(Dataset entries)
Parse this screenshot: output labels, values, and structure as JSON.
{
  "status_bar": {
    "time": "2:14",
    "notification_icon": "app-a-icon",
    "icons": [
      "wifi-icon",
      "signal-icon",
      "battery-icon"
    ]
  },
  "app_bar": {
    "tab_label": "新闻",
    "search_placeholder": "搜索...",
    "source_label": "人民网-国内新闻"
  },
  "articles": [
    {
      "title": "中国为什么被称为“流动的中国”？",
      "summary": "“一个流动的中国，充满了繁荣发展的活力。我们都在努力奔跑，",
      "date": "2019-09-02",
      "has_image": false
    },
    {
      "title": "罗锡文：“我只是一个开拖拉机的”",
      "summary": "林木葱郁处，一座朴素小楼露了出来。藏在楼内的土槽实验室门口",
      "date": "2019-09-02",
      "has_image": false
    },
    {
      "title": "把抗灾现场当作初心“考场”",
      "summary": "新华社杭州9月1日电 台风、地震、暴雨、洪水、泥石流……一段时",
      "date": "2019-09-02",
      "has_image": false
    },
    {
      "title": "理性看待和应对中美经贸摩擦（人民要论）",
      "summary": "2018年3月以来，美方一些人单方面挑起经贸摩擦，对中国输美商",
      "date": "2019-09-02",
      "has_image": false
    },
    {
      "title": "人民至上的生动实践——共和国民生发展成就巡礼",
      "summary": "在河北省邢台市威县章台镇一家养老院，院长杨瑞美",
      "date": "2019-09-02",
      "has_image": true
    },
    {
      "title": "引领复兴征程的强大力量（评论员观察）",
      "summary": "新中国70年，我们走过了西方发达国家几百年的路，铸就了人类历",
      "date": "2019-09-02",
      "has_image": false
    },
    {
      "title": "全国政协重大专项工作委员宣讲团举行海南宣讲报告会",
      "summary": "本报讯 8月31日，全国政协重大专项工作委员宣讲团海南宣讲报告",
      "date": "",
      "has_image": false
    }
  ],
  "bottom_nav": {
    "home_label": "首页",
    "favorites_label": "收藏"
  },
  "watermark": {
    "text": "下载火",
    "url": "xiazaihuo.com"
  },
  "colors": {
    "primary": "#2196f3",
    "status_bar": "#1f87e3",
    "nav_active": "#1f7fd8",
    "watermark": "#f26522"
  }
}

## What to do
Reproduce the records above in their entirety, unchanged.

## Task result
Parse this screenshot: output labels, values, and structure as JSON.
{
  "status_bar": {
    "time": "2:14",
    "notification_icon": "app-a-icon",
    "icons": [
      "wifi-icon",
      "signal-icon",
      "battery-icon"
    ]
  },
  "app_bar": {
    "tab_label": "新闻",
    "search_placeholder": "搜索...",
    "source_label": "人民网-国内新闻"
  },
  "articles": [
    {
      "title": "中国为什么被称为“流动的中国”？",
      "summary": "“一个流动的中国，充满了繁荣发展的活力。我们都在努力奔跑，",
      "date": "2019-09-02",
      "has_image": false
    },
    {
      "title": "罗锡文：“我只是一个开拖拉机的”",
      "summary": "林木葱郁处，一座朴素小楼露了出来。藏在楼内的土槽实验室门口",
      "date": "2019-09-02",
      "has_image": false
    },
    {
      "title": "把抗灾现场当作初心“考场”",
      "summary": "新华社杭州9月1日电 台风、地震、暴雨、洪水、泥石流……一段时",
      "date": "2019-09-02",
      "has_image": false
    },
    {
      "title": "理性看待和应对中美经贸摩擦（人民要论）",
      "summary": "2018年3月以来，美方一些人单方面挑起经贸摩擦，对中国输美商",
      "date": "2019-09-02",
      "has_image": false
    },
    {
      "title": "人民至上的生动实践——共和国民生发展成就巡礼",
      "summary": "在河北省邢台市威县章台镇一家养老院，院长杨瑞美",
      "date": "2019-09-02",
      "has_image": true
    },
    {
      "title": "引领复兴征程的强大力量（评论员观察）",
      "summary": "新中国70年，我们走过了西方发达国家几百年的路，铸就了人类历",
      "date": "2019-09-02",
      "has_image": false
    },
    {
      "title": "全国政协重大专项工作委员宣讲团举行海南宣讲报告会",
      "summary": "本报讯 8月31日，全国政协重大专项工作委员宣讲团海南宣讲报告",
      "date": "",
      "has_image": false
    }
  ],
  "bottom_nav": {
    "home_label": "首页",
    "favorites_label": "收藏"
  },
  "watermark": {
    "text": "下载火",
    "url": "xiazaihuo.com"
  },
  "colors": {
    "primary": "#2196f3",
    "status_bar": "#1f87e3",
    "nav_active": "#1f7fd8",
    "watermark": "#f26522"
  }
}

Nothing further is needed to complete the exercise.